**WHAT YOU WILL DO**
Take each line of the data that contains the string "zoom" and copy it.

(Excerpts from an interface dataset)

○ ○ ○ ○

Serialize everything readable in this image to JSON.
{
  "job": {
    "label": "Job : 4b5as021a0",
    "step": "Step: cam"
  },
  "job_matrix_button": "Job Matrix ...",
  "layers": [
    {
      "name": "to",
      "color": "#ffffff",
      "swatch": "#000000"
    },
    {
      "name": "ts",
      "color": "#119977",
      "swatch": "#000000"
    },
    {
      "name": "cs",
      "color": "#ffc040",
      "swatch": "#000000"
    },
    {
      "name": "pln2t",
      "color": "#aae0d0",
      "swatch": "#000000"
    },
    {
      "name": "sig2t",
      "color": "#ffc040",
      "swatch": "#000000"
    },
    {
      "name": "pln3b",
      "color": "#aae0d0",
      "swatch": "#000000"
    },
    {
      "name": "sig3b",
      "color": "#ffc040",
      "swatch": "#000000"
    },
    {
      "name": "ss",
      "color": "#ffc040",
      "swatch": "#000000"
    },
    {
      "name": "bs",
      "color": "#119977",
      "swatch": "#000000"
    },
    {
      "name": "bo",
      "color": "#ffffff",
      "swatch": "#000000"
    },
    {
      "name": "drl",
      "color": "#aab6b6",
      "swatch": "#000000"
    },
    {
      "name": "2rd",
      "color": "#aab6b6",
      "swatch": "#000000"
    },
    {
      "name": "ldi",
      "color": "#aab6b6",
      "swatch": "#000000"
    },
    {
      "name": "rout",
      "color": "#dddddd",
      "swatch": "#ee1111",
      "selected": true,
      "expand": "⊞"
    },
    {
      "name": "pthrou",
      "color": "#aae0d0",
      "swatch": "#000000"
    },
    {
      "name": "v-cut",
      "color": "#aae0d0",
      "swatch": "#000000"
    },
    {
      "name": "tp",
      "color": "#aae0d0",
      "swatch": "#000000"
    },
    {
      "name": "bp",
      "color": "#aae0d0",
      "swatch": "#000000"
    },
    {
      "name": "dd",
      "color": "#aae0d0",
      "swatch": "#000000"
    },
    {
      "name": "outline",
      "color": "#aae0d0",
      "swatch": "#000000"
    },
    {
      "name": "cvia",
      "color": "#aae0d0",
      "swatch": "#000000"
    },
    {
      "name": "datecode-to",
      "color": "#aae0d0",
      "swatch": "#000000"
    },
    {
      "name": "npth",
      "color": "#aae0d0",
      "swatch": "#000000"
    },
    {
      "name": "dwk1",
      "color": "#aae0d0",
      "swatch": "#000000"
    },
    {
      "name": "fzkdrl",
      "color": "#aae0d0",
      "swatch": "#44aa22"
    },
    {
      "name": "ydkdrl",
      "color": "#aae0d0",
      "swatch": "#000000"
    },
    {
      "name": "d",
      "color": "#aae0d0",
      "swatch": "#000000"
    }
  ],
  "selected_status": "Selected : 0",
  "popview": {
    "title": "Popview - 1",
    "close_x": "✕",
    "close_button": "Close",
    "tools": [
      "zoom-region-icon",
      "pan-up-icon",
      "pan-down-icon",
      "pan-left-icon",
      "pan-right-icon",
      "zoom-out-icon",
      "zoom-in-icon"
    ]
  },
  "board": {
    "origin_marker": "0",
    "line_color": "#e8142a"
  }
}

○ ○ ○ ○

**SOLUTION TO THIS EXERCISE**
      "zoom-region-icon",
      "zoom-out-icon",
      "zoom-in-icon"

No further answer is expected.